▶ _Your goal_:
Your answer should be the records again, unchanged in wording and free of images.

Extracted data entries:
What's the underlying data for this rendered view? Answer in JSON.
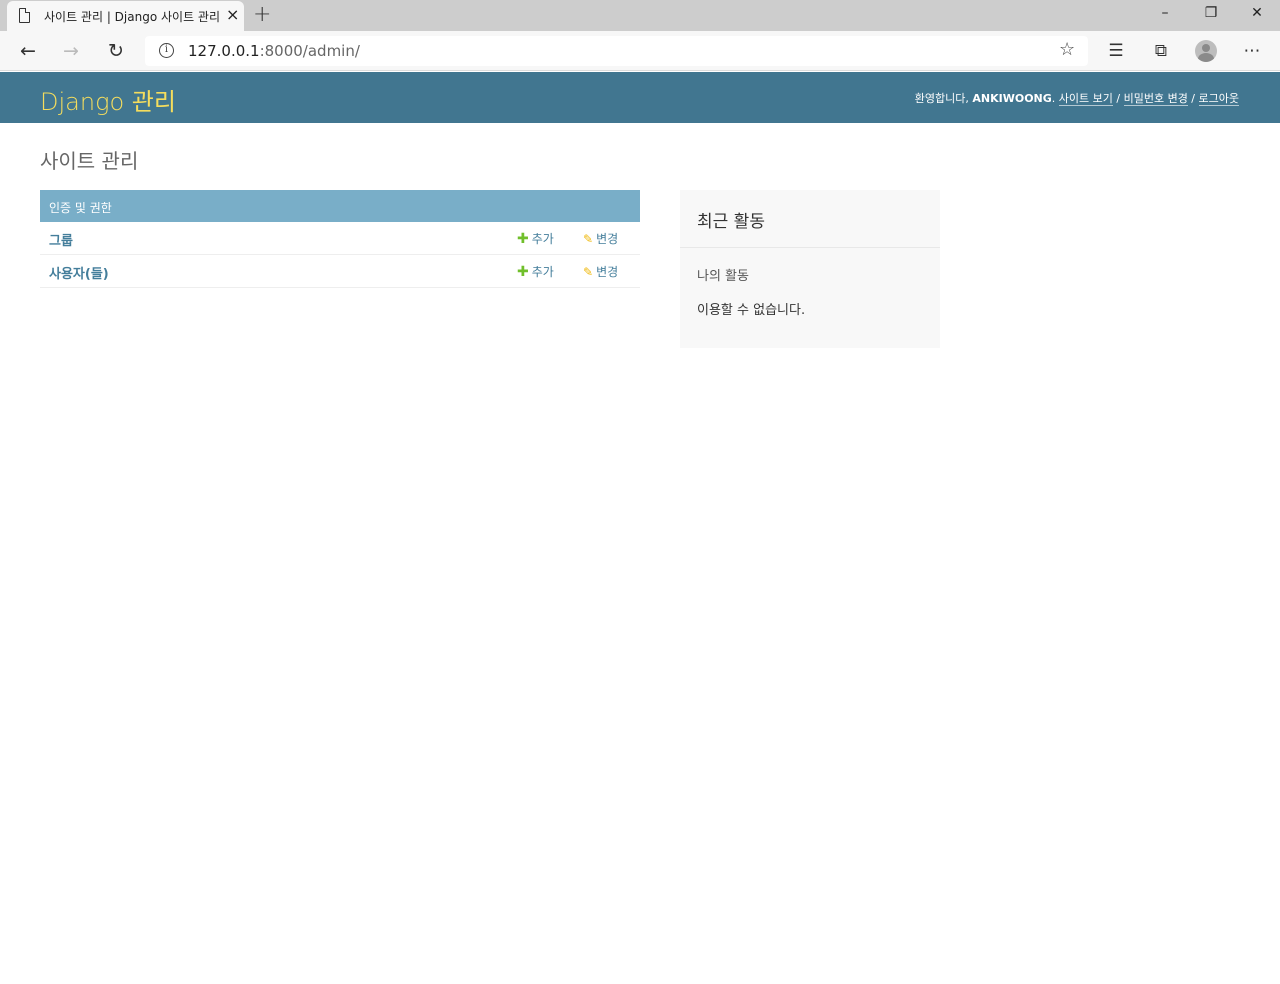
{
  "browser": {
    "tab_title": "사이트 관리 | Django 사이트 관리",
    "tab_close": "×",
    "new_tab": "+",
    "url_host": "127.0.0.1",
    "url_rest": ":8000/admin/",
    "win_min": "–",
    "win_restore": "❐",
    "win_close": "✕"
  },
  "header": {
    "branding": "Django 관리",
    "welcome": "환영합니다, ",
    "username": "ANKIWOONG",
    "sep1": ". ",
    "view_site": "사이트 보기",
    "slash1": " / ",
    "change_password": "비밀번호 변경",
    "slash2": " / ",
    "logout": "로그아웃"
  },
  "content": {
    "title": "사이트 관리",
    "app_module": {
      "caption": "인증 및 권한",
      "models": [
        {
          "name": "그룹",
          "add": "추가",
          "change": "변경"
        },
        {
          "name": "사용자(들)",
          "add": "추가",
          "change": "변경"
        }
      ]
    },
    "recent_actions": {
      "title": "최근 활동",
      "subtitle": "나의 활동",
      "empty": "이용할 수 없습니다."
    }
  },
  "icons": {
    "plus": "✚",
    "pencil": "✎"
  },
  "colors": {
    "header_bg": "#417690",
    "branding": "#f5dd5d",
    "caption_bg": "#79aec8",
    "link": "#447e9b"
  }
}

▶ _Answer for this exercise_:
What's the underlying data for this rendered view? Answer in JSON.
{
  "browser": {
    "tab_title": "사이트 관리 | Django 사이트 관리",
    "tab_close": "×",
    "new_tab": "+",
    "url_host": "127.0.0.1",
    "url_rest": ":8000/admin/",
    "win_min": "–",
    "win_restore": "❐",
    "win_close": "✕"
  },
  "header": {
    "branding": "Django 관리",
    "welcome": "환영합니다, ",
    "username": "ANKIWOONG",
    "sep1": ". ",
    "view_site": "사이트 보기",
    "slash1": " / ",
    "change_password": "비밀번호 변경",
    "slash2": " / ",
    "logout": "로그아웃"
  },
  "content": {
    "title": "사이트 관리",
    "app_module": {
      "caption": "인증 및 권한",
      "models": [
        {
          "name": "그룹",
          "add": "추가",
          "change": "변경"
        },
        {
          "name": "사용자(들)",
          "add": "추가",
          "change": "변경"
        }
      ]
    },
    "recent_actions": {
      "title": "최근 활동",
      "subtitle": "나의 활동",
      "empty": "이용할 수 없습니다."
    }
  },
  "icons": {
    "plus": "✚",
    "pencil": "✎"
  },
  "colors": {
    "header_bg": "#417690",
    "branding": "#f5dd5d",
    "caption_bg": "#79aec8",
    "link": "#447e9b"
  }
}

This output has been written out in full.